Nostalgie paper is 190gsm very smooth white paper (no cotton content) which is similar to Stillman and Birn Epsilon and Zeta (in fact it’s midway in weight between the two). Here is a photo comparing the surface with the Hahnemuhle Watercolour book – note: the paper is whiter than it appears in this photo.
After struggling with using my fountain pens in the 100% cold press paper in the Etchr sketchbook (the last book I used) it was a real shock to use paper which was so smooth and easy to use with pen. The ink just glided over the surface – it’s gorgeous! The funny thing is that the ink flowed so well, that I found the medium gold nib in my Lamy White Joy flowed too much and created too thick a line. So I actually started drawing with a different Joy with a finer nib so I had more control.
I did some rough sketches using watercolour pencils as part of my teaching pages for my Sketching Architecture workshop and these worked out fine, although paper with little more tooth on the surface is is generally better for pencil work. BTW this is an exclusive look at one of my handout pages from my local workshops and shows the type of things I explain in detail in SketchingNow Buildings (2020 Group Run Through starting 15 Jan).
One of the things which is really nice about this smooth paper is that my sketches felt more slick and almost felt printed. I’ve really enjoyed flipping through my pages in this book. Impossible to show in an image, but it’s gorgeous to flip through and I just love the smoothness of the paper.

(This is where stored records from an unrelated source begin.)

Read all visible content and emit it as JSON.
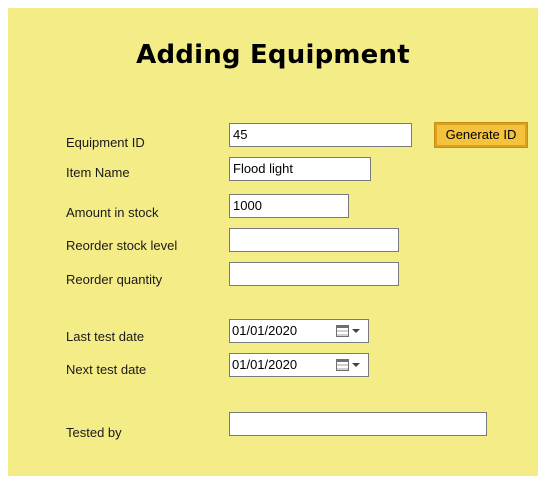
{
  "form": {
    "title": "Adding Equipment",
    "fields": {
      "equipment_id": {
        "label": "Equipment ID",
        "value": "45"
      },
      "item_name": {
        "label": "Item Name",
        "value": "Flood light"
      },
      "amount_in_stock": {
        "label": "Amount in stock",
        "value": "1000"
      },
      "reorder_stock_level": {
        "label": "Reorder stock level",
        "value": ""
      },
      "reorder_quantity": {
        "label": "Reorder quantity",
        "value": ""
      },
      "last_test_date": {
        "label": "Last test date",
        "value": "01/01/2020"
      },
      "next_test_date": {
        "label": "Next test date",
        "value": "01/01/2020"
      },
      "tested_by": {
        "label": "Tested by",
        "value": ""
      }
    },
    "generate_id_label": "Generate ID"
  },
  "colors": {
    "panel_background": "#f4ec86",
    "button_background": "#f4c23c",
    "button_border": "#dba020"
  },
  "icons": {
    "date_picker": "calendar-icon",
    "dropdown": "dropdown-arrow-icon"
  }
}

The one thing that was difficult for me was the size of the book. I would not normally choose to use an A4 landscape book as a everyday sketchbook. But Hahnemuehle sketchbooks are SO incredibly difficult to find in Australia that when I found this book (old stock) I bought it immediately. I’m used to using 150gsm paper for my everyday sketchbooks so the heavier weight felt a little more precious and this prevented me on some occasions from attempting a super quick rough sketch.
This was particularly the case when it came to drawing people (which I haven’t done much lately anyway.) It wasn’t until the last few days that I pushed through this crazy mental barrier and tried a few people sketches. I was surprised by how nice the Nostalgie paper was for my quick rough people sketches and I was getting some really fun textured effects. I’m totally kicking myself now that I didn’t try sketching people in this book sooner.
I normally struggle using A4 landscape for everyday sketching. When I come home from my big trips I have often tried to finish up my moleskine book with ‘back home’ sketches. But I normally abandon it as it’s just too big and hard to fill up with boring everyday sketches. Plus it is a little heavy to carry around everywhere.
Finally, here are some sketches to show the watercolour textures and wet-in-wet results I achieved on this paper. (click on images to view larger)
Summary: If you want to achieve smooth watercolour washes and work in a more traditional way this book might not be the best option. However, if drawing in ink is important to you and you’re happy with some fun watercolour textures and unexpected results, then I recommend that you consider trying this sketchbook for something different. I do believe that mixing up the paper you use is really good for your art.
I REALLY loved using Nostalgie and I’m excited that two weeks ago I discovered that Parkers in The Rocks had some stock. So I bought a A5 portrait version and I can’t wait to try it. I also want to revisit Stillman and Birn Epsilon and Zeta so that I can make a more informed report on any differences. It will never become my standard go-to everyday sketchbook, but for a bit of variety it is perfect.
And, I have to also prepare a review on the Hahnemuhle Watercolour sketchbook which I have also used recently… and spoiler alert – I loved that book too. So stay tuned…
Have you used Nostalgie? I would love to hear what you thought about it. Also, please let me know in the comments section below if you have any questions about the book.